- WHAT TO PRODUCE -
Beginning with the first entry, restate the data word for word and leave out the images.

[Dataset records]

◆ ◆ ◆

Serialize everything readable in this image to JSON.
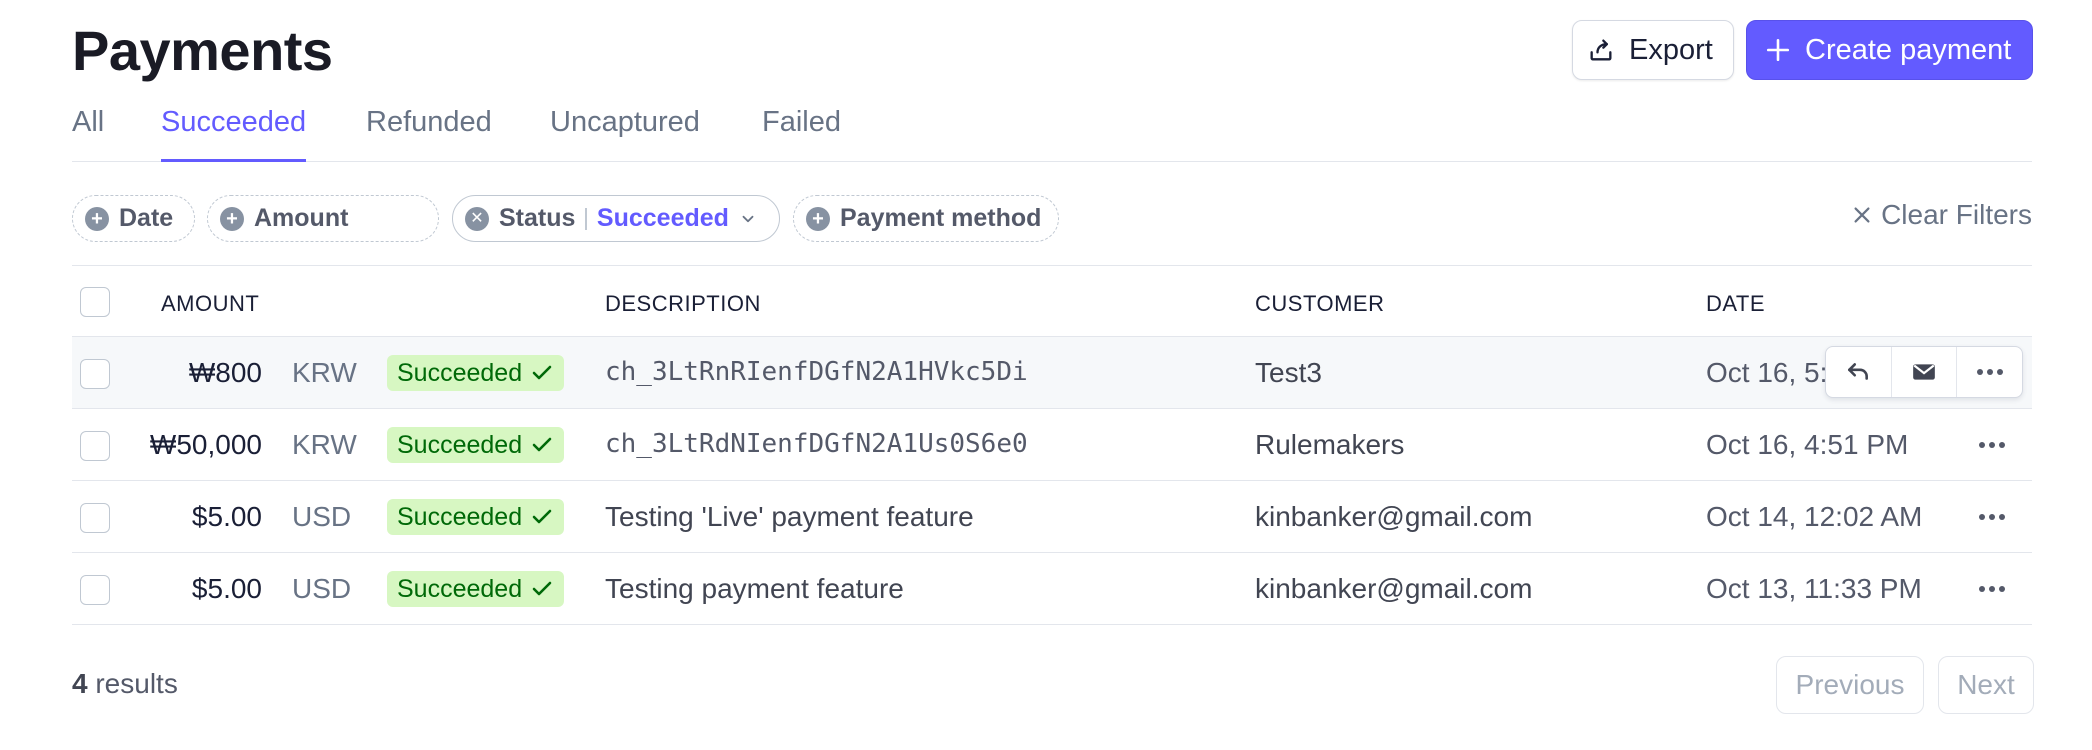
{
  "header": {
    "title": "Payments",
    "export_label": "Export",
    "create_label": "Create payment",
    "accent": "#635bff"
  },
  "tabs": [
    {
      "label": "All",
      "active": false
    },
    {
      "label": "Succeeded",
      "active": true
    },
    {
      "label": "Refunded",
      "active": false
    },
    {
      "label": "Uncaptured",
      "active": false
    },
    {
      "label": "Failed",
      "active": false
    }
  ],
  "filters": {
    "date": "Date",
    "amount": "Amount",
    "status_label": "Status",
    "status_value": "Succeeded",
    "payment_method": "Payment method",
    "clear": "Clear Filters"
  },
  "table": {
    "columns": {
      "amount": "AMOUNT",
      "description": "DESCRIPTION",
      "customer": "CUSTOMER",
      "date": "DATE"
    },
    "rows": [
      {
        "amount": "₩800",
        "currency": "KRW",
        "status": "Succeeded",
        "description": "ch_3LtRnRIenfDGfN2A1HVkc5Di",
        "customer": "Test3",
        "date": "Oct 16, 5:",
        "hovered": true
      },
      {
        "amount": "₩50,000",
        "currency": "KRW",
        "status": "Succeeded",
        "description": "ch_3LtRdNIenfDGfN2A1Us0S6e0",
        "customer": "Rulemakers",
        "date": "Oct 16, 4:51 PM",
        "hovered": false
      },
      {
        "amount": "$5.00",
        "currency": "USD",
        "status": "Succeeded",
        "description": "Testing 'Live' payment feature",
        "customer": "kinbanker@gmail.com",
        "date": "Oct 14, 12:02 AM",
        "hovered": false
      },
      {
        "amount": "$5.00",
        "currency": "USD",
        "status": "Succeeded",
        "description": "Testing payment feature",
        "customer": "kinbanker@gmail.com",
        "date": "Oct 13, 11:33 PM",
        "hovered": false
      }
    ]
  },
  "footer": {
    "results_count": "4",
    "results_label": "results",
    "previous": "Previous",
    "next": "Next"
  },
  "colors": {
    "success_bg": "#d7f7c2",
    "success_text": "#006908"
  }
}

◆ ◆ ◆

- RESPONSE FOR THIS EXERCISE -
Serialize everything readable in this image to JSON.
{
  "header": {
    "title": "Payments",
    "export_label": "Export",
    "create_label": "Create payment",
    "accent": "#635bff"
  },
  "tabs": [
    {
      "label": "All",
      "active": false
    },
    {
      "label": "Succeeded",
      "active": true
    },
    {
      "label": "Refunded",
      "active": false
    },
    {
      "label": "Uncaptured",
      "active": false
    },
    {
      "label": "Failed",
      "active": false
    }
  ],
  "filters": {
    "date": "Date",
    "amount": "Amount",
    "status_label": "Status",
    "status_value": "Succeeded",
    "payment_method": "Payment method",
    "clear": "Clear Filters"
  },
  "table": {
    "columns": {
      "amount": "AMOUNT",
      "description": "DESCRIPTION",
      "customer": "CUSTOMER",
      "date": "DATE"
    },
    "rows": [
      {
        "amount": "₩800",
        "currency": "KRW",
        "status": "Succeeded",
        "description": "ch_3LtRnRIenfDGfN2A1HVkc5Di",
        "customer": "Test3",
        "date": "Oct 16, 5:",
        "hovered": true
      },
      {
        "amount": "₩50,000",
        "currency": "KRW",
        "status": "Succeeded",
        "description": "ch_3LtRdNIenfDGfN2A1Us0S6e0",
        "customer": "Rulemakers",
        "date": "Oct 16, 4:51 PM",
        "hovered": false
      },
      {
        "amount": "$5.00",
        "currency": "USD",
        "status": "Succeeded",
        "description": "Testing 'Live' payment feature",
        "customer": "kinbanker@gmail.com",
        "date": "Oct 14, 12:02 AM",
        "hovered": false
      },
      {
        "amount": "$5.00",
        "currency": "USD",
        "status": "Succeeded",
        "description": "Testing payment feature",
        "customer": "kinbanker@gmail.com",
        "date": "Oct 13, 11:33 PM",
        "hovered": false
      }
    ]
  },
  "footer": {
    "results_count": "4",
    "results_label": "results",
    "previous": "Previous",
    "next": "Next"
  },
  "colors": {
    "success_bg": "#d7f7c2",
    "success_text": "#006908"
  }
}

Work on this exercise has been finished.